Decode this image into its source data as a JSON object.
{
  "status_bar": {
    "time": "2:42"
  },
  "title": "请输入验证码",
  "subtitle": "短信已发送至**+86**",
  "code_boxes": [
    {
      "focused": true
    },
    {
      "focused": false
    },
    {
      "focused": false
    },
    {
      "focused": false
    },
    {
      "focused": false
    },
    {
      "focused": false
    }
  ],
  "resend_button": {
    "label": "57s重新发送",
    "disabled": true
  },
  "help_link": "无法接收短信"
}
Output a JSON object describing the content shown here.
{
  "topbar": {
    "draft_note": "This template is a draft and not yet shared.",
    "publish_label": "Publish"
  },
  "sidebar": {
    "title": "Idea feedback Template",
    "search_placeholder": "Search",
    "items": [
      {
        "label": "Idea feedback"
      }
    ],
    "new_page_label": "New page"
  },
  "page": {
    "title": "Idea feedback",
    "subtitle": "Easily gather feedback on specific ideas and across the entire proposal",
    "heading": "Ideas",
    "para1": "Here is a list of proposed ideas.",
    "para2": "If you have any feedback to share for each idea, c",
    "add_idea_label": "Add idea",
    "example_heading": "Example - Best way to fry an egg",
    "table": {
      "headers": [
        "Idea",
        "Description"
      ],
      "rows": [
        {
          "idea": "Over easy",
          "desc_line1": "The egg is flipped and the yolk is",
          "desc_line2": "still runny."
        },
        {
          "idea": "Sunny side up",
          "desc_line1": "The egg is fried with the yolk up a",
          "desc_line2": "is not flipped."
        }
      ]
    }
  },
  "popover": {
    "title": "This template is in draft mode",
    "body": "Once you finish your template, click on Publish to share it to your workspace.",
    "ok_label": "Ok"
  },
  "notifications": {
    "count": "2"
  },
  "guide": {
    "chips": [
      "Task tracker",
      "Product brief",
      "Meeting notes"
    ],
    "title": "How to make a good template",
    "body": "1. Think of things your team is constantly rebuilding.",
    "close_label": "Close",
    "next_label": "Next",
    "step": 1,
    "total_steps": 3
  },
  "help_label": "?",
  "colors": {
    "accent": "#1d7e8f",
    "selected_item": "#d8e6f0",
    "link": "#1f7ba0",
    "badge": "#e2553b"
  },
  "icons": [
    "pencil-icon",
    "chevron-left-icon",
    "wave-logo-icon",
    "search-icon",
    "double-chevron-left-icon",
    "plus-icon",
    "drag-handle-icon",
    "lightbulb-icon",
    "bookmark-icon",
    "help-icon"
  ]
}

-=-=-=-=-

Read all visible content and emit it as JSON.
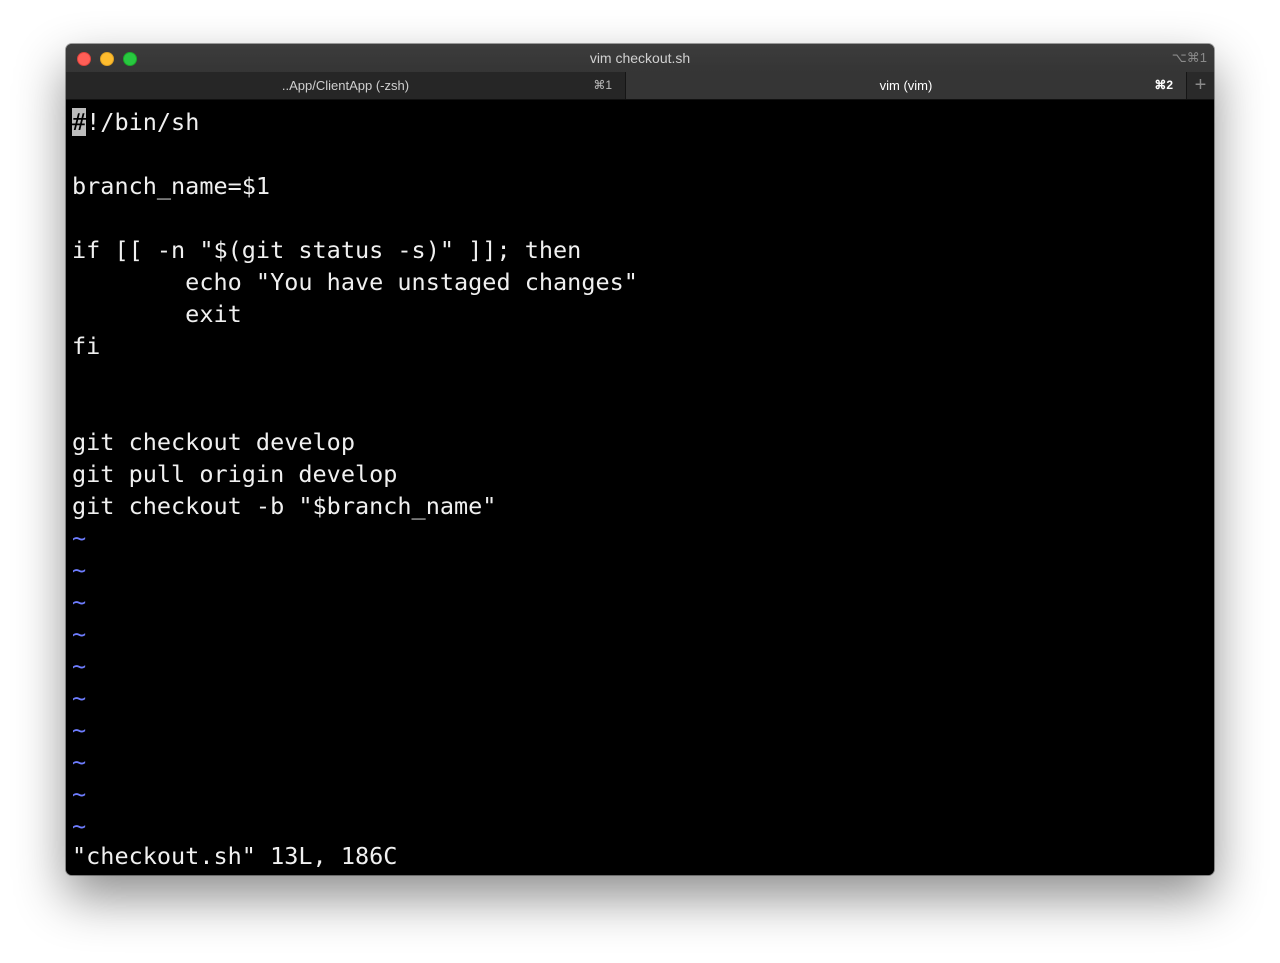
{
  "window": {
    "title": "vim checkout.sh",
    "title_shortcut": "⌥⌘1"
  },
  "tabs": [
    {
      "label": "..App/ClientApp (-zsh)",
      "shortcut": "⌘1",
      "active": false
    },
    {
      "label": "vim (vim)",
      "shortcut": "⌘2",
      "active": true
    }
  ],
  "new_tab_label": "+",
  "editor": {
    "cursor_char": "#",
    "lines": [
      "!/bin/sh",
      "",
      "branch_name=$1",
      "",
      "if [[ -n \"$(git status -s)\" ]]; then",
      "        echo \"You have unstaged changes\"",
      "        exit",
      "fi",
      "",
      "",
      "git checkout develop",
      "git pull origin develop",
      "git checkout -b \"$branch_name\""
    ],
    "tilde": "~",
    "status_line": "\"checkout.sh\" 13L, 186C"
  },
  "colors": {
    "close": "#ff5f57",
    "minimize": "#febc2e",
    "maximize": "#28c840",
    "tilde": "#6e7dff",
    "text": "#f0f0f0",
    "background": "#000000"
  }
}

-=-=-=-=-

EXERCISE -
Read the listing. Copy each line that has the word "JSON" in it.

REPLY TO THE EXERCISE -
Decode this image into its source data as a JSON object.
Output a JSON object describing the content shown here.
Read all visible content and emit it as JSON.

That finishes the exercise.